Public opinion is clearly not on Mr. Boehner’s side. A recent poll shows that 80 percent of Americans, including 62 percent of Republicans, support raising the minimum wage.
Today, the poverty line for a single parent with two children is $19,790 per year, which by 2016, adjusted for inflation, will be $20,633 per year. This is considerably more than the yearly salary for a full-time minimum wage worker. The admonition of those House Republicans, who in 2006 supported raising the minimum wage, is still a living reality for many millions of toiling workers.
The current minimum wage is $7.25 per hour — $15,080 per year. The living wage for a single parent with two children in John Boehner’s own Butler County, Ohio is $22.41 per hour according to MIT’s “Living Wage Calculator.” This works out to about $46, 609 per year.
Simply put, John Boehner is actively working against the interests of his own constituency. He is firmly and unabashedly in the pockets of big money interests and has turned his back on the needs of the American people and their children.
Perhaps the six Republican Congresspersons named above — “The Minimum Wage Six” — could be convinced to come back to the position they once held, that nobody working full-time in America should have to live in poverty. Perhaps a push within Boehner’s own party might change his rigid, anti-worker stance. Thirty-nine House Republicans and 24 Republican senators voted to increase the minimum wage in 2007. Seven years later, the plight of American workers has worsened and the moral and economic reasons for raising the minimum wage are even more compelling. Rep. Tim Bishop (D-N.Y.) recently filed a discharge petition that, if successful, would force a vote on the minimum wage on the House floor. Some Republican House members, like West Virginia representative Shelley Moore Capito, have said they look forward to a debate about raising the minimum wage. She and other Republican House members now have the opportunity to put words into action by signing Rep. Bishop’s discharge petition to have that public debate.

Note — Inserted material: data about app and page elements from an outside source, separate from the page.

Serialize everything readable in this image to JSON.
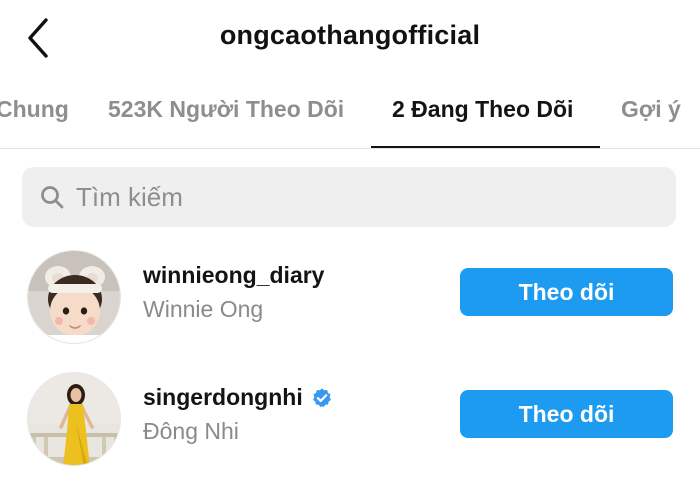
{
  "header": {
    "title": "ongcaothangofficial",
    "back_icon": "chevron-left-icon"
  },
  "tabs": [
    {
      "label": "Chung",
      "active": false
    },
    {
      "label": "523K Người Theo Dõi",
      "active": false
    },
    {
      "label": "2 Đang Theo Dõi",
      "active": true
    },
    {
      "label": "Gợi ý",
      "active": false
    }
  ],
  "search": {
    "placeholder": "Tìm kiếm",
    "value": "",
    "icon": "search-icon"
  },
  "users": [
    {
      "username": "winnieong_diary",
      "full_name": "Winnie Ong",
      "verified": false,
      "button_label": "Theo dõi"
    },
    {
      "username": "singerdongnhi",
      "full_name": "Đông Nhi",
      "verified": true,
      "button_label": "Theo dõi"
    }
  ],
  "colors": {
    "accent": "#1d9bf0",
    "verified": "#3897f0",
    "inactive_tab": "#8e8e8e",
    "search_bg": "#efefef"
  }
}
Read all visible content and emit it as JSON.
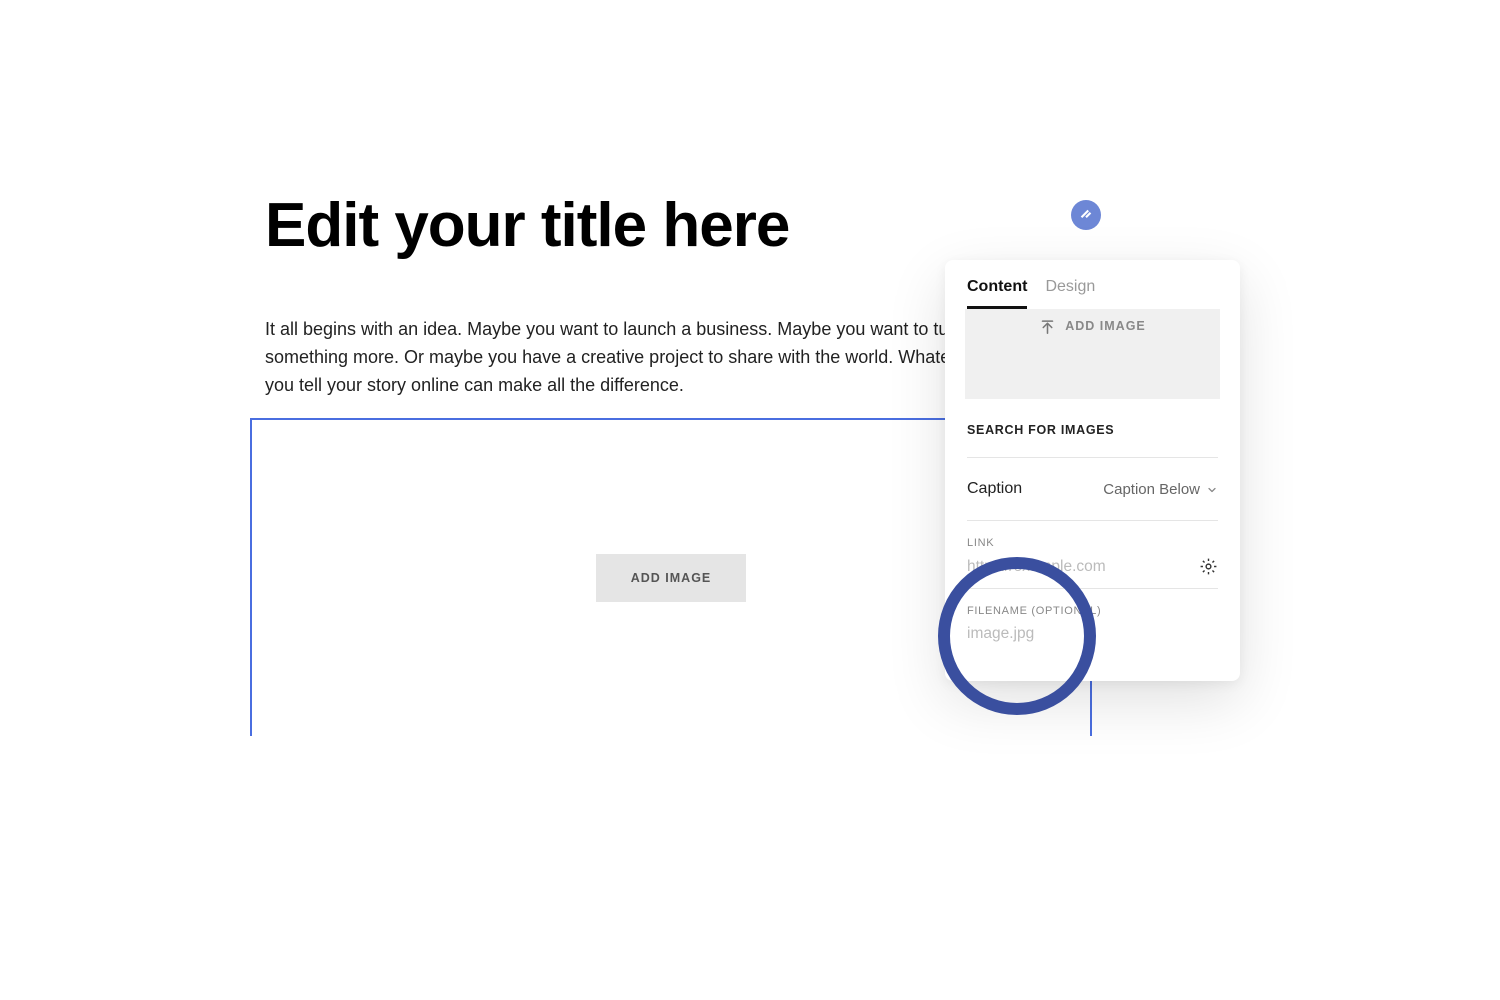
{
  "page": {
    "title": "Edit your title here",
    "body": "It all begins with an idea. Maybe you want to launch a business. Maybe you want to turn a hobby into something more. Or maybe you have a creative project to share with the world. Whatever it is, the way you tell your story online can make all the difference."
  },
  "image_block": {
    "button_label": "ADD IMAGE"
  },
  "panel": {
    "tabs": {
      "content": "Content",
      "design": "Design"
    },
    "add_image_label": "ADD IMAGE",
    "search_images_label": "SEARCH FOR IMAGES",
    "caption": {
      "label": "Caption",
      "value": "Caption Below"
    },
    "link": {
      "label": "LINK",
      "placeholder": "https://example.com"
    },
    "filename": {
      "label": "FILENAME (OPTIONAL)",
      "placeholder": "image.jpg"
    }
  }
}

Mr. Boehner has hidden behind his robotic, bad rhetoric for far too long. At the very least, he should allow a vote on a bill that restores the minimum wage to its purchasing power in 1968. This would restore one-third of the purchasing power lost by consumers over the past 46 years. It’s good for workers, good for the economy, and good for taxpayers.
Is it the job of members of Congress to serve the interests of their corporate pay masters or to support the working class of 30 million Americans whose wages have failed to keep up with inflation as corporate profits and bosses pay have soared?
See TimeForARaise.org for more on our work on this issue.
Ralph Nader is a consumer advocate, lawyer and author of Only the Super-Rich Can Save Us! He is a contributor to Hopeless: Barack Obama and the Politics of Illusion, published by AK Press. Hopeless is also available in a Kindle edition.